Google’s parent company Alphabet Inc. will pay $85 million to end a consumer privacy lawsuit filed by the state of Arizona.

The lawsuit, which was filed in May 2020, alleged that the search engine violated the state’s consumer fraud law and misled Internet users about its use of location data and data collection practices. He accused Google of continuing to track users’ locations without consent to increase ad revenue, even after users turned off location history in settings.

Arizona Attorney General Mark Brnovich’s office launched an investigation into Google’s location data collection practices after a 2018 Associated Press story that revealed how the search company tracks users’ movements. “When I was elected attorney general, I promised Arizona that I would fight for them and hold everyone accountable, including corporations like Google,” Brnovich said in a press release. “I’m proud of this historic agreement that proves that no one, not even big tech companies, is above the law.”

The agreement includes $77250000 paid into the Arizona general fund and another $7750000 paid into the Arizona general fund. Most of these funds will be used by the Arizona Legislature to fund education, broadband and Internet privacy.

Under the terms of the agreement, Google would not be required to admit any violation or violation of the law.

Google’s lawsuit was based on outdated policies that changed years ago
In its defense, Google said Arizona’s lawsuit was based on outdated policies that are no longer in use.

“We provide simple controls and automatic deletion options for location data, and always work to minimize the data we collect,” Google spokesman Jose Castañeda said in a statement. “We are pleased that this issue has been resolved and will continue to focus our attention on providing useful products for our users.”

In 2021, advertising revenue accounted for 81% ($209.5 billion) of Google’s $257.6 billion. Much of this is generated by collecting data about users with and/or without explicit consent.

If, as Google argues, the lawsuit is based on a policy that is no longer in practice, this settlement should not significantly affect those revenues.

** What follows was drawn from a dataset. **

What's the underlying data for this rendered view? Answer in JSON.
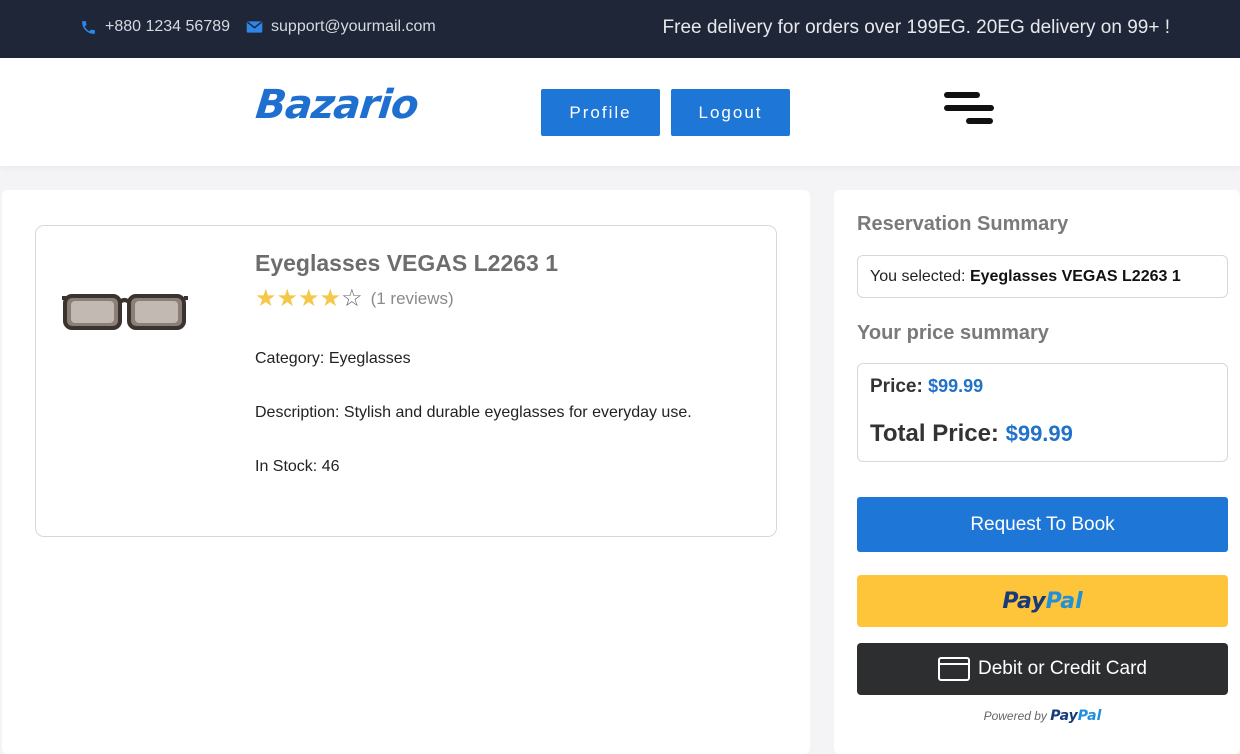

The search giant previously tried to dismiss the case, arguing that state consumer protection laws require that the alleged fraud be related to sales or advertising. In January, a judge denied that request.

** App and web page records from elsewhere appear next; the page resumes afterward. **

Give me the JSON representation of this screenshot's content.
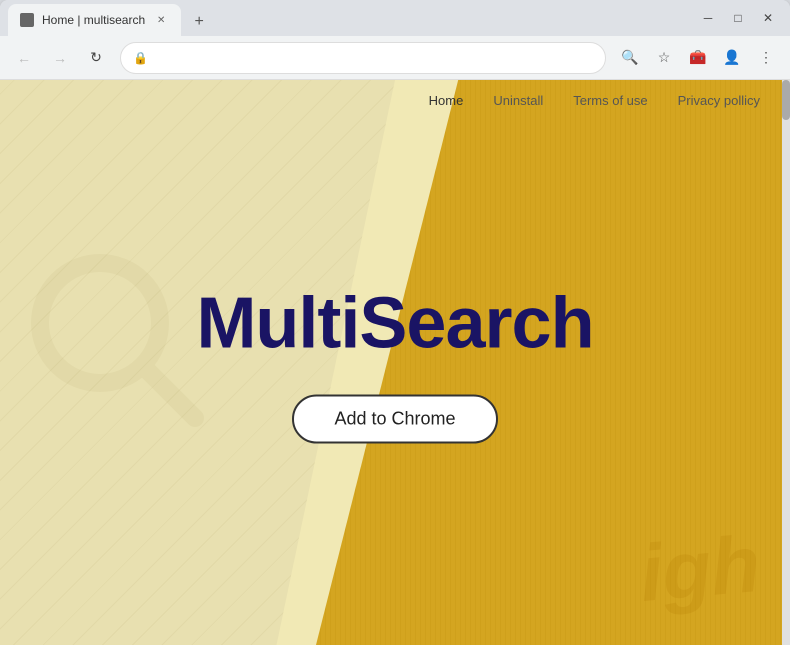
{
  "browser": {
    "tab": {
      "title": "Home | multisearch",
      "favicon": "🔍"
    },
    "new_tab_label": "+",
    "window_controls": {
      "minimize": "─",
      "maximize": "□",
      "close": "✕"
    },
    "address_bar": {
      "url": "",
      "lock_icon": "🔒"
    }
  },
  "site": {
    "nav": {
      "items": [
        {
          "label": "Home",
          "active": true
        },
        {
          "label": "Uninstall",
          "active": false
        },
        {
          "label": "Terms of use",
          "active": false
        },
        {
          "label": "Privacy pollicy",
          "active": false
        }
      ]
    },
    "hero": {
      "brand": "MultiSearch",
      "cta_button": "Add to Chrome"
    },
    "watermark_right": "igh"
  },
  "colors": {
    "brand_dark_blue": "#1a1464",
    "left_bg": "#e8e0b0",
    "right_bg": "#d4a520",
    "cta_bg": "#ffffff",
    "cta_border": "#333333"
  }
}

Google faces a number of similar suits
This Arizona case is just one of several privacy lawsuits Google is facing. Similar complaints have been filed by a group of state attorneys general, including Indiana, Texas and the District of Columbia, over location data in their respective state courts.

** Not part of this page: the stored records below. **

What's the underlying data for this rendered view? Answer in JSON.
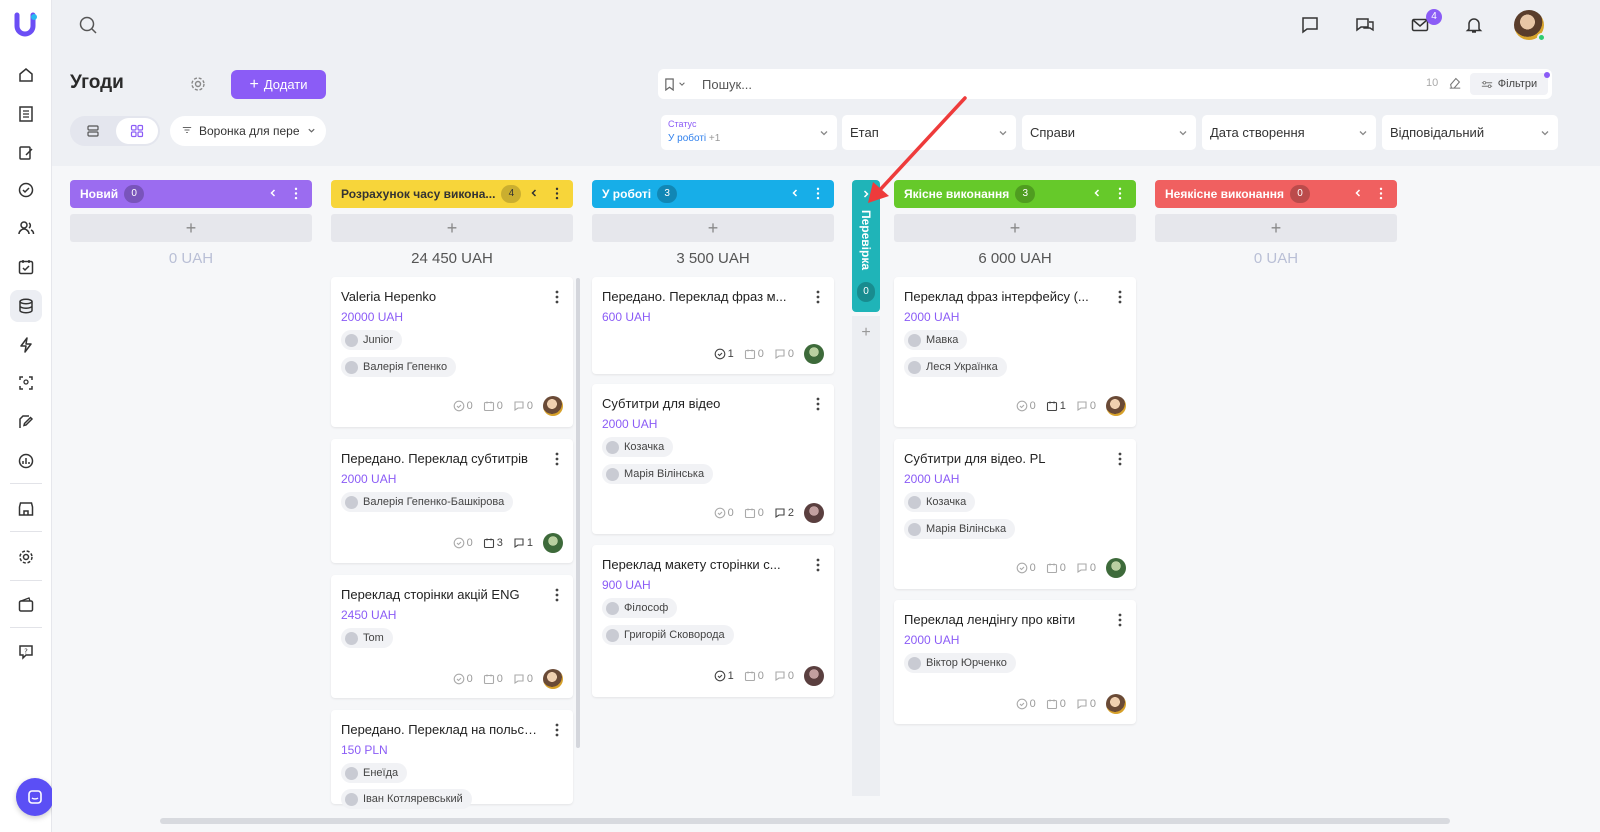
{
  "header": {
    "title": "Угоди",
    "add_label": "Додати",
    "funnel_label": "Воронка для пере",
    "search_placeholder": "Пошук...",
    "search_count": "10",
    "filters_label": "Фільтри",
    "notif_badge": "4"
  },
  "filters": {
    "status_caption": "Статус",
    "status_value": "У роботі",
    "status_extra": "+1",
    "stage": "Етап",
    "tasks": "Справи",
    "created": "Дата створення",
    "responsible": "Відповідальний"
  },
  "columns": [
    {
      "title": "Новий",
      "count": "0",
      "total": "0 UAH",
      "color": "#9b6cf0"
    },
    {
      "title": "Розрахунок часу викона...",
      "count": "4",
      "total": "24 450 UAH",
      "color": "#f7d53a"
    },
    {
      "title": "У роботі",
      "count": "3",
      "total": "3 500 UAH",
      "color": "#17aee8"
    },
    {
      "title": "Якісне виконання",
      "count": "3",
      "total": "6 000 UAH",
      "color": "#66c92a"
    },
    {
      "title": "Неякісне виконання",
      "count": "0",
      "total": "0 UAH",
      "color": "#f06060"
    }
  ],
  "collapsed": {
    "title": "Перевірка",
    "count": "0",
    "color": "#1fb4b8"
  },
  "cards": {
    "c1": [
      {
        "title": "Valeria Hepenko",
        "amount": "20000 UAH",
        "chips": [
          "Junior",
          "Валерія Гепенко"
        ],
        "f1": "0",
        "f2": "0",
        "f3": "0"
      },
      {
        "title": "Передано. Переклад субтитрів",
        "amount": "2000 UAH",
        "chips": [
          "Валерія Гепенко-Башкірова"
        ],
        "f1": "0",
        "f2": "3",
        "f3": "1"
      },
      {
        "title": "Переклад сторінки акцій ENG",
        "amount": "2450 UAH",
        "chips": [
          "Tom"
        ],
        "f1": "0",
        "f2": "0",
        "f3": "0"
      },
      {
        "title": "Передано. Переклад на польську",
        "amount": "150 PLN",
        "chips": [
          "Енеїда",
          "Іван Котляревський"
        ],
        "f1": "",
        "f2": "",
        "f3": ""
      }
    ],
    "c2": [
      {
        "title": "Передано. Переклад фраз м...",
        "amount": "600 UAH",
        "chips": [],
        "f1": "1",
        "f2": "0",
        "f3": "0"
      },
      {
        "title": "Субтитри для відео",
        "amount": "2000 UAH",
        "chips": [
          "Козачка",
          "Марія Вілінська"
        ],
        "f1": "0",
        "f2": "0",
        "f3": "2"
      },
      {
        "title": "Переклад макету сторінки с...",
        "amount": "900 UAH",
        "chips": [
          "Філософ",
          "Григорій Сковорода"
        ],
        "f1": "1",
        "f2": "0",
        "f3": "0"
      }
    ],
    "c3": [
      {
        "title": "Переклад фраз інтерфейсу (...",
        "amount": "2000 UAH",
        "chips": [
          "Мавка",
          "Леся Українка"
        ],
        "f1": "0",
        "f2": "1",
        "f3": "0"
      },
      {
        "title": "Субтитри для відео. PL",
        "amount": "2000 UAH",
        "chips": [
          "Козачка",
          "Марія Вілінська"
        ],
        "f1": "0",
        "f2": "0",
        "f3": "0"
      },
      {
        "title": "Переклад лендінгу про квіти",
        "amount": "2000 UAH",
        "chips": [
          "Віктор Юрченко"
        ],
        "f1": "0",
        "f2": "0",
        "f3": "0"
      }
    ]
  }
}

In January 2022, a California district judge dismissed two of five claims in a class action lawsuit that accused Google of collecting app data from Android users in the same manner as the Arizona Attorney General. Alphabet Inc. did not seek to dismiss the other three claims.